Simple subsidy mistake could cost you $25,000 fine
Obamacare critics have warned of a potential surge in improper federal subsidies due to the administration's recently announced delay in federal verification of income and lack of employer coverage to qualify for insurance subsidies on the state exchanges. A Wall Street Journal editorial called it the “liar's subsidy.” But Americans tempted to shade the truth to qualify for the generous subsidies should take a close look at other obscure provisions of the healthcare reform law.
The July 5 rule allowing those delays led supporters to highlight provisions in the Patient Protection and Affordable Care Act meant to discourage applicants from gaming the system and garnering federal subsidies to which they were not entitled. The law allows civil penalties of up to $25,000 for applicants who submit inaccurate information because of “negligence or disregard of any rules or regulations.”
That penalty, however, is not for the outright criminals who knowingly submit false information. Those folks are subject to fines up to a whopping $250,000.
So should people applying for exchange subsidies be concerned about a $25,000 fine if they mess up? A CMS official said such innocent mistakes would likely fall under a “good faith” exemption to penalties, provided by the law.
But the law specifies that no penalty would result only if the HHS secretary determines there “a reasonable cause for the failure and that the person acted in good faith.” Short of Kathleen Sebelius personally reviewing each application, the details of when a mistake is due to “negligence” or a “reasonable cause” would have to be spelled out by regulatory language.

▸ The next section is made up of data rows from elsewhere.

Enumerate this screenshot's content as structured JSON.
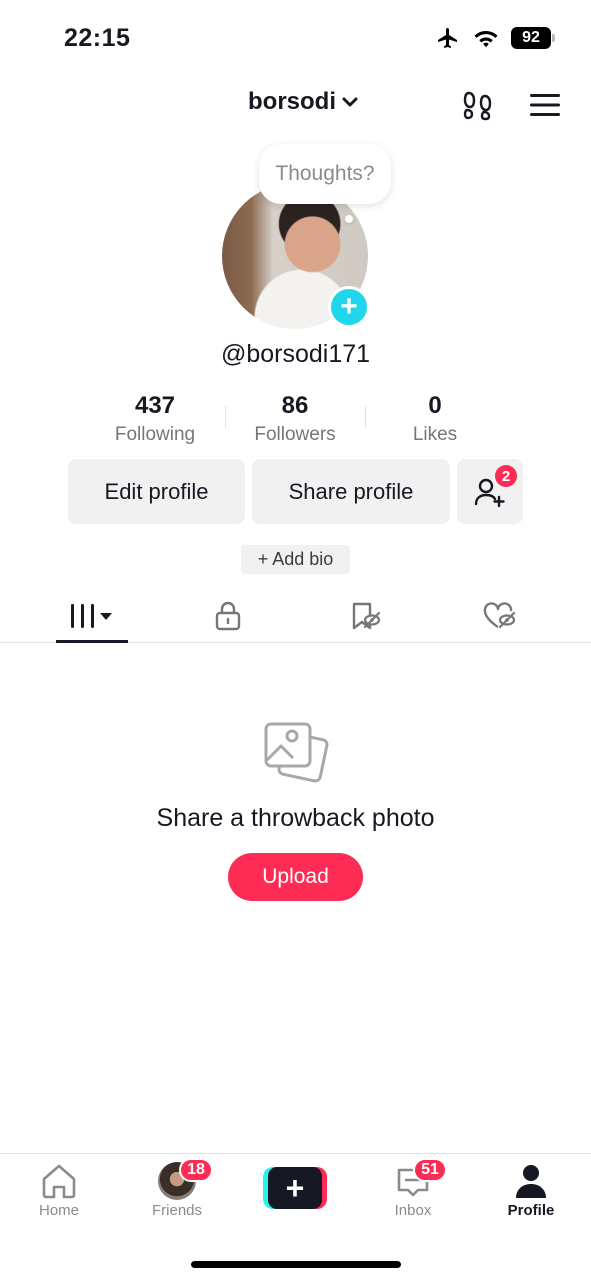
{
  "status_bar": {
    "time": "22:15",
    "battery": "92",
    "icons": [
      "airplane-icon",
      "wifi-icon",
      "battery-icon"
    ]
  },
  "header": {
    "username": "borsodi",
    "icons": [
      "chevron-down-icon",
      "footprint-icon",
      "menu-icon"
    ]
  },
  "profile": {
    "thought_bubble": "Thoughts?",
    "handle": "@borsodi171",
    "stats": [
      {
        "value": "437",
        "label": "Following"
      },
      {
        "value": "86",
        "label": "Followers"
      },
      {
        "value": "0",
        "label": "Likes"
      }
    ],
    "edit_profile_label": "Edit profile",
    "share_profile_label": "Share profile",
    "add_friends_badge": "2",
    "add_bio_label": "+ Add bio"
  },
  "tabs": [
    "videos-grid-icon",
    "lock-icon",
    "saved-hidden-icon",
    "liked-hidden-icon"
  ],
  "empty_state": {
    "title": "Share a throwback photo",
    "button_label": "Upload"
  },
  "bottom_nav": {
    "items": [
      {
        "label": "Home",
        "badge": ""
      },
      {
        "label": "Friends",
        "badge": "18"
      },
      {
        "label": "",
        "badge": ""
      },
      {
        "label": "Inbox",
        "badge": "51"
      },
      {
        "label": "Profile",
        "badge": ""
      }
    ],
    "create_symbol": "+"
  },
  "colors": {
    "accent": "#fe2c55",
    "cyan": "#20d5ec",
    "text": "#161823",
    "muted": "#8a8b91",
    "button_bg": "#f1f1f2"
  }
}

But the Obama administration has proposed no such rules so far.
So, bumbler beware.
Follow Rich Daly on Twitter: @MHrdaly